Creating a budget by
Publication Date: 2009
The plan -- Your budget -- Know your goal -- Know your habits -- Get a job -- Earning money -- Write it down -- Keeping it safe -- What are your expenses? -- Spending wisely.
Subject Budgets, Personal -- Juvenile literature.
Ideas of How to Save Money
Trick #1: Four banks, not one!
Want a smart way to control your money? Use four little banks. Label each bank with the way you’ll usethe money: SAVE, SPEND, INVEST, and GIVE.
A spending bank for money to be used soon on everyday things.
A saving bank for money to be used later on larger items.
An investing bank for money that will be used several years from now.
A giving bank for gifts to help others.
Decorate each bank with stickers, photographs, cut-outs from magazines — or your own drawings. The pictures show how the money will be used. For example, if your SAVE bank holds money for a new bike, that’s the picture you tape to that bank. Show off the banks in your room! They keep track of your money: the money you have saved.
Trick # 2 Saving Money Ideas
Trick #2: Set Savings Goals!
How much should you save each month? That depends what you’re saving for. For example, you want to buy a new bike, but your parents say that you have to save $100 of the bike’s price before they will pay the rest. It can be tough to earn $100 in a short amount of time. That’s why money-smart kids have savings goals – and stick to them.
If you saved $25 each month ($6.25 a week) , you could buy that bike in four months! And if you saved $50 each month, you could buy that bike in two months! Sweet! The more you can save, the quicker you get the bike.
Money-smart kids who stick to their savings goals make things happen!
Labels for Jars
Sesame Street: for me, for you, for later. Three Jar Labels
Three Jars: Labels
Help your child practice spending, sharing, and saving!
Cut out these labels and encourage your child to color and decorate them.
Attach each label to a clear plastic jar. Talk about how your child could use
the money he puts into each jar.
TM/© 2011 Sesame Workshop
The Money System by
Publication Date: 2013
Money sense -- The money system -- What is the economy? -- Imports and exports -- How does the financial system work? -- Financial markets and securities -- Investment funds -- Banks : deposits and loans -- Banks : interest -- Banks : how deposits and loans work -- How the money system draws it all together.
Publication Date: 2010
What is spending? -- When did people start spending? -- Spending in the United States -- How does money work? -- How do checks and debit cards work? -- How does credit work? -- Building credit -- What is store credit -- What are loans, lines of credit, and mortgages -- Chart -- Value for your dollar -- Spending technology -- Careers -- What have you learned? -- Activity -- Further research.
Sesame Street - Play Money

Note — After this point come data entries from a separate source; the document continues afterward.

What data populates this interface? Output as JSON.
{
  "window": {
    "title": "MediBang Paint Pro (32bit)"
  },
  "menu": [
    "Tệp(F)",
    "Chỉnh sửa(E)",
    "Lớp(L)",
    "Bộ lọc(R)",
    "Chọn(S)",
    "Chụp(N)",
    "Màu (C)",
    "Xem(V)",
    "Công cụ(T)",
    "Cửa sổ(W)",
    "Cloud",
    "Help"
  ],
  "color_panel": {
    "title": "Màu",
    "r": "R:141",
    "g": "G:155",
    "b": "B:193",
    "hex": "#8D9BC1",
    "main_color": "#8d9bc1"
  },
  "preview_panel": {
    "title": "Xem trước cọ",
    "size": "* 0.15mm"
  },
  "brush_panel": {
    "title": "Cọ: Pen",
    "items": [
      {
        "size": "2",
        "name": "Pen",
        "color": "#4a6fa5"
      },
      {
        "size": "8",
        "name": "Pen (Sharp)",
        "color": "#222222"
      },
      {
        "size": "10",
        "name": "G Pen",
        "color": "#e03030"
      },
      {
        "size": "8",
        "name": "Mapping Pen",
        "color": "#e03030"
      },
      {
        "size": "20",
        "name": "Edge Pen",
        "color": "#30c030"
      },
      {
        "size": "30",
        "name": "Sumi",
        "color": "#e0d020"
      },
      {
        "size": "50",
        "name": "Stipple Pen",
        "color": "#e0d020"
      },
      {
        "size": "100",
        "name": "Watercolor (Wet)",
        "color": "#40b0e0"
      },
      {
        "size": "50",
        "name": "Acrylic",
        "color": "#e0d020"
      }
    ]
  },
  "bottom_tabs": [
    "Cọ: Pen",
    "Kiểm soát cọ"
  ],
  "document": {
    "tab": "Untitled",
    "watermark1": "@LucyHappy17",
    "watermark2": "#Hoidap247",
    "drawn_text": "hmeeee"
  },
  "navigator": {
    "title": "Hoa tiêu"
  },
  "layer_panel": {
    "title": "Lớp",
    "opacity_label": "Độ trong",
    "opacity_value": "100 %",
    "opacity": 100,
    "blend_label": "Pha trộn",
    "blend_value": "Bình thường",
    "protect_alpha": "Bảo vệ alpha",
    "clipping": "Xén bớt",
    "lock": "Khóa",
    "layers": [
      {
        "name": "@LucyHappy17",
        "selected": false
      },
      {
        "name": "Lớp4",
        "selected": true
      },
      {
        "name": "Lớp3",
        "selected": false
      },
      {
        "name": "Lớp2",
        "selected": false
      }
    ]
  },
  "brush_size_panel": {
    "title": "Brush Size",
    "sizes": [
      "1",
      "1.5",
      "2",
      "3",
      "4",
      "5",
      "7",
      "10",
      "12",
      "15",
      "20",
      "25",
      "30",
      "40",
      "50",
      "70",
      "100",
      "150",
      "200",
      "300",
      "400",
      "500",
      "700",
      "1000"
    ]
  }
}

Children may pretend to shop for groceries, pay for food at a restaurant, or play store. Make several copies for children to color.
Help them cut out the play money and use it for their dramatic-play activities. The possibilities are endless! From: sesame.org
Goods and services by
Buy me! -- I need it! I want it! -- Needs come first -- Plan for your wants -- Get a job! -- The goods -- At your service -- The producers -- The consumers -- Shop smart!